Making the announcement yesterday, BoN governor Johannes !Gawaxab noted that as of 31 January 2021, the stock of international reserves stood at N$34.4 billion compared to N$29.9 billion reported in December 2020.
"The increase in reserves was mainly due to SACU receipts. The latest amount of international reserves is estimated to cover 5.3 months of imports. At this level, the reserves remain sufficient to protect the peg of the Namibia dollar to the South African rand, while meeting the country's international financial obligations," said !Gawaxab.
Meanwhile, domestic economic activity declined in 2020 relative to 2019 and the rate of inflation and the growth in Private Sector Credit Extension (PSCE) declined as well.
!Gawaxab stated that domestic economic contractions were observed in key sectors such as tourism, wholesale and retail trade, mining, manufacturing, construction, as well as transport and storage.
"The contraction was mainly due to the devastating effects of the Covid-19 pandemic. On the contrary, activity in the telecommunication and local electricity generation subsectors improved during the same period. The domestic economy is estimated to have contracted by 7.3% in 2020, before returning to an expected moderate recovery of 2.6% in 2021.
Global real GDP also declined in 2020 compared to 2019 as inflation rates in most monitored Advanced Economies (AEs) and Emerging Market and Developing Economies (EMDEs) remained subdued. This resulted in monetary policy stances of key monitored economies being generally accommodative.
Global GDP is estimated to have contracted by 3.5% in 2020 from an expansion of 2.8% in 2019. The contraction is mainly on the back of weak growth in most of the monitored AEs and EMDEs.
Going forward, the International Monetary Fund (IMF) in its January 2021 World Economic Outlook (WEO) update, projected the world economy to grow by 5.5% in 2021, before moderating to 4.2% in 2022.
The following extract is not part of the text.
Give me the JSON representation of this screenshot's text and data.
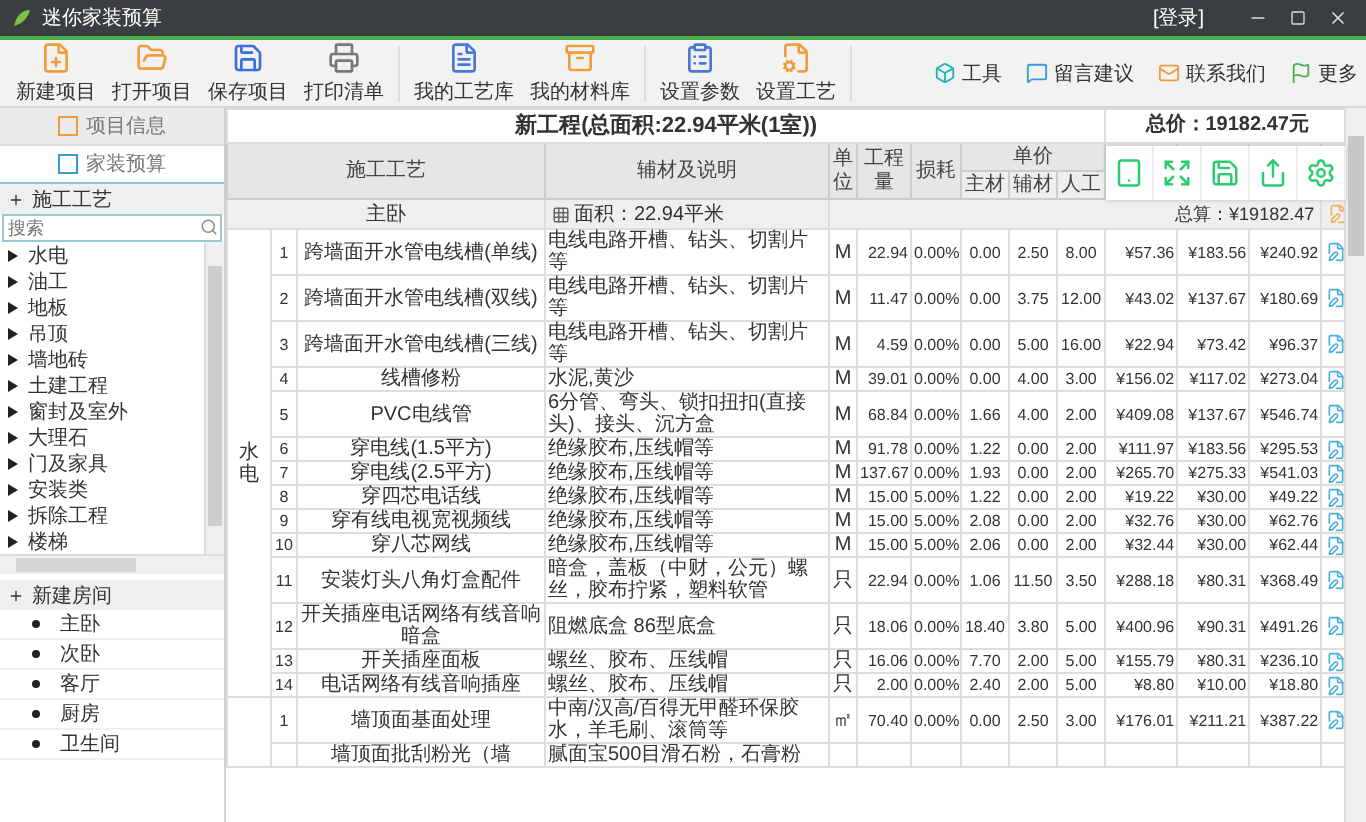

Said !Gawaxab: "The improved growth is mainly attributed to the potential positive effect of the Covid-19 vaccine rollout on economic activity around the globe by the second half of 2021."
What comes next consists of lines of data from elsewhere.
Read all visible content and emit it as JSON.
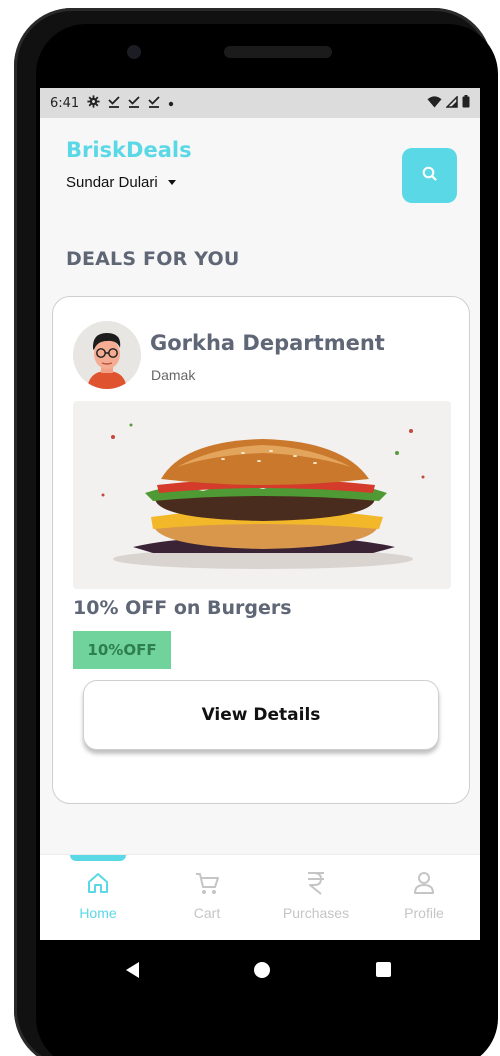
{
  "status_bar": {
    "time": "6:41",
    "left_icons": [
      "gear-icon",
      "download-done-icon",
      "download-done-icon",
      "download-done-icon",
      "dot-icon"
    ],
    "right_icons": [
      "wifi-icon",
      "signal-icon",
      "battery-icon"
    ]
  },
  "header": {
    "brand": "BriskDeals",
    "user_name": "Sundar Dulari",
    "search_icon": "search-icon"
  },
  "section": {
    "title": "DEALS FOR YOU"
  },
  "deal": {
    "store_name": "Gorkha Department",
    "store_location": "Damak",
    "image": "burger-image",
    "title": "10% OFF on Burgers",
    "badge": "10%OFF",
    "button_label": "View Details"
  },
  "bottom_nav": {
    "active": "Home",
    "items": [
      {
        "label": "Home",
        "icon": "home-icon"
      },
      {
        "label": "Cart",
        "icon": "cart-icon"
      },
      {
        "label": "Purchases",
        "icon": "rupee-icon"
      },
      {
        "label": "Profile",
        "icon": "profile-icon"
      }
    ]
  },
  "colors": {
    "accent": "#5ad8e6",
    "title_gray": "#5f6675",
    "badge_green": "#71d39c",
    "nav_inactive": "#c5c5c5"
  }
}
Real GDP in the AEs is estimated to have contracted by 4.9% in 2020 from positive growth of 1.6% in 2019. In the EMDEs, GDP is estimated to have contracted by 2.4% in 2020 from a 3.6% expansion in 2019.
"Key risks to the global outlook include the depth and extent of multiple waves of Covid-19 pandemic outbreaks and its variants, as well as slow progress in the rollout and distribution of vaccines," !Gawaxab added.